The Design Workspace has been enhanced with many new features. The Query editor now supports syntax colorization that highlights T-SQL keywords and strings similar to the SQL Server Management Studio query editor. The Query editor also adds new functionality to view actual or estimated query plans. Messages returned as part of running the T-SQL query, the result sets and the query plan are available in tabs. Clicking on any of the tabs (Results) brings up the information corresponding to the first query in the batch. Right above the result set is a drop down list that allows one to switch to result sets corresponding to other statements in the batch, if there were multiple T-SQL queries as part of the batch.
Figure 6. Query Editor & multiple result sets
The portal now has full support for all the data types supported in SQL Azure. For example, the portal displays spatial data in the spatial data tab in the results view which shows spatial data on a live Bing map. You can choose to view the map using different map backgrounds and you can also choose to show tool tips for each of the records in the spatial data set.
Figure 7. Spatial data support
The new index and foreign key management experience supports a drag and drop interface and also provides a better visualization of the index and keys.
Figure 8. Foreign key and index management
One of the most requested features was to add the ability to view object dependencies within a database. We have now added that functionality to the portal. In the Design view selecting a database object like a table or stored procedure and then clicking on the dependencies task takes you to a view that shows the various dependencies to that particular schema object. The dependency graph view can be zoomed in and out to show more or fewer details. The zoomed view results in a tile for the object that has details about that object as well as actions inline like directly navigating to an edit view. Right on top of the view is a button that enables the view to show all object dependencies. This view is useful as a navigation tool and enables an experience where one can get a snapshot of the complex dependencies within the database.
Figure 9. Object dependency graph
Figure 10. Inline action
Figure 11. All dependencies
With the SQL Azure Q4 2011 Service Release we introduced a new feature to enable applications at massive scale. Federations bring the sharding design pattern to SQL Azure and the portal provides a very simple and easy management experience for federations. Federated root databases are listed in the Administration workspace under “Databases with Federations” and the database summary view highlights the number of federation members in a federation and enables quick navigation to the federated view where you can manage the federation member that has any kind of size pressure. For more details on this, please refer to the SQL Azure Federations blog by Cihan Biyikoglu.
Figure 12. Managing federation members
We will continue to listen to your feedback, and add many new requested capabilities in future upgrades. Please feel free to provide your feedback and feature requests. To submit a feature request or provide general feedback:
1. Navigate to https://connect.microsoft.com/SQLServer/Feedback.
2. You will be prompted to search our existing feedback to verify your issue has not already been submitted.

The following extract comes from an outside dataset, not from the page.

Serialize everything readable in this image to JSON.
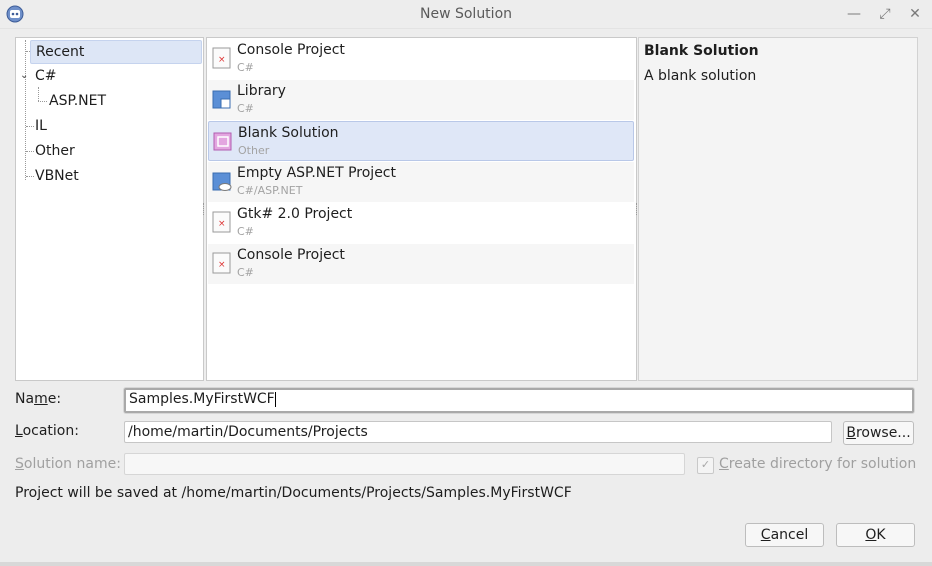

3. Once you verify that your issue has not been submitted, scroll down the page and click on the orange Submit Feedback button in the left-hand navigation bar.
4. On the Select Feedback form, click SQL Server Suggestion Form.
5. On the bug form, select Category = SQL Azure Database.
6. Complete your request.
7. Click Submit to send the form to Microsoft.
For community-based support, post a question to the SQL Azure MSDN forums. The product team will do its best to answer any questions posted there. If you have any questions about the feedback submission process or about accessing the portal, send us an e-mail message: email@example.com.